Jun 19, 2015
In 2010, the Institute of Medicine set forth an ambitious goal in its "The Future of Nursing" report: By 2020, the IOM called for 80 percent of registered nurses in the United States to have at least a bachelor's degree. In a recent Becker's Hospital Review post, BHR checked in with Dr. F. Patrick Robinson, dean of the School of Nursing and Health Sciences at Capella University, to see where the U.S. stands vis a vis that goal.
Jun 18, 2015

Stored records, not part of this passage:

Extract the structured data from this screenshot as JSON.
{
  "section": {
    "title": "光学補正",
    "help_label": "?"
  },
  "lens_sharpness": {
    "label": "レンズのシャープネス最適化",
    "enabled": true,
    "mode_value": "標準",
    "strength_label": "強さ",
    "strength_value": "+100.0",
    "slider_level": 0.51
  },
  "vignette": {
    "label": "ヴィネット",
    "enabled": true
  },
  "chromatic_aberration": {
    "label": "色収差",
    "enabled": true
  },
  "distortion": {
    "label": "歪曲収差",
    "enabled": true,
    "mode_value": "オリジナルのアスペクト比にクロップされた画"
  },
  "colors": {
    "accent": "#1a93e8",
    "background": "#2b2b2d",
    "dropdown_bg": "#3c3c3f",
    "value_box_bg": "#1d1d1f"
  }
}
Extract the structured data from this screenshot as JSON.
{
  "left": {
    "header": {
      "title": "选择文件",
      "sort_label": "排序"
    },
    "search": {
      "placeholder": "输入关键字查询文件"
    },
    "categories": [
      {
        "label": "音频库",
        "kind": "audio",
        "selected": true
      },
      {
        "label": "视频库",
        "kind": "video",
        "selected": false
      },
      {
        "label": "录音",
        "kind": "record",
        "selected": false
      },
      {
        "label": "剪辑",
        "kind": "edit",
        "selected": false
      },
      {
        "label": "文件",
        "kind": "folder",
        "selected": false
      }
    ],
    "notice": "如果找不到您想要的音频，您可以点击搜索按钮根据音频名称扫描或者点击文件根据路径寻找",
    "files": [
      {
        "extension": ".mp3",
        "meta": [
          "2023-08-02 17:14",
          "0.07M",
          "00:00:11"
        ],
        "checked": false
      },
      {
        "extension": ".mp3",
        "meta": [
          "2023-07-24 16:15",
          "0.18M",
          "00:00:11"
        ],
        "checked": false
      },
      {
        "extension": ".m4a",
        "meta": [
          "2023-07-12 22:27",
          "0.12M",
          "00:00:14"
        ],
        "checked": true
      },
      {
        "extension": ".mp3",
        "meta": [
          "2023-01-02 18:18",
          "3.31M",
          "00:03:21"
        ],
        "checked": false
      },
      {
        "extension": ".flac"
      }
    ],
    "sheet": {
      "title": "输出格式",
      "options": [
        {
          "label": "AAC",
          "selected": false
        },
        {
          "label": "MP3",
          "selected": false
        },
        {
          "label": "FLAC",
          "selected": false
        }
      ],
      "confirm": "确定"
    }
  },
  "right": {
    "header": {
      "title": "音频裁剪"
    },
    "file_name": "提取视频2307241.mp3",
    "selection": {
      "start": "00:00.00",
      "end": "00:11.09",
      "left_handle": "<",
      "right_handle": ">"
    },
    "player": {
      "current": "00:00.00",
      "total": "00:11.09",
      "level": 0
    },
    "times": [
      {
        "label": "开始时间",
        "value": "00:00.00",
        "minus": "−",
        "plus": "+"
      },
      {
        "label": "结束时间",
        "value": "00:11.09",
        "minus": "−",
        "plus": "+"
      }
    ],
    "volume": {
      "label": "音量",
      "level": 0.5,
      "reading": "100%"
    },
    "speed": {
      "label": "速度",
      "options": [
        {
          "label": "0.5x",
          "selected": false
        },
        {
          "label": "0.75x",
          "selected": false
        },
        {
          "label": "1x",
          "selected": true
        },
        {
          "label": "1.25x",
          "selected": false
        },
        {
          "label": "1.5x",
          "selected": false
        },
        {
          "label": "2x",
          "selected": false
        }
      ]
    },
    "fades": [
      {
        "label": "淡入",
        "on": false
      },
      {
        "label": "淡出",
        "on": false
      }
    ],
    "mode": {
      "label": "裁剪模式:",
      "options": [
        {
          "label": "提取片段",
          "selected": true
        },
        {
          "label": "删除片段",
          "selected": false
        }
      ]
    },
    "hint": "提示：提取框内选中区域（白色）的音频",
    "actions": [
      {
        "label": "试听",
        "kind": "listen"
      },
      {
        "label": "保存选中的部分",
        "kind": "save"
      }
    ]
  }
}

We recently looked at some of the latest healthcare job statistics, including the news that there were 910,000 job listings in the healthcare industry in the U.S. in April, versus only 513,000 new hirees added to payrolls. Now let's look at the spin some industry observers are putting on those stats. "Health care is a job seeker's paradise," reported Money Talks News. Bloomberg Business noted that healthcare help-wanted ads "have been on a tear."
Jun 15, 2015
Becker's Hospital Review just re-shared a 2014 op-ed from Indiana University prof Dr. Richard Gunderman entitled "How to Discourage a Doctor." The piece is a tongue-in-cheek (i.e. fictional) recounting of a doctor who accidentally picks up an eyes-only bureaucratic missive detailing how to keep physicians in their place, constrained by the misguided directives of bean-counting hospital administrators.
Jun 12, 2015
Our friends at the Bureau of Labor Statistics have issued another round of monthly and yearly data, and some more characteristically optimistic predictions to accompany it. And yes, healthcare jobs seem to be continuing in a strong upward growth trend. Looking at the big picture, the U.S. added 280,000 jobs in May, and 47,000 of those were in healthcare/social assistance. That represented a slight uptick from April, when the industry added around 45,000 new jobs.
Jun 10, 2015
Healthcare blogs are full of the raw numbers and broad strokes related to the changing face of healthcare in the U.S. -- how millions more Americans will have access to care through the ACA, but may be confronted by provider shortages numbering in the hundreds of thousands. But what about the specs -- the micro-trends and the demographic figures that accompany the raw data? A recent consumer survey by PNC Healthcare look at ways in which a changing population will affect healthcare delivery models moving forward.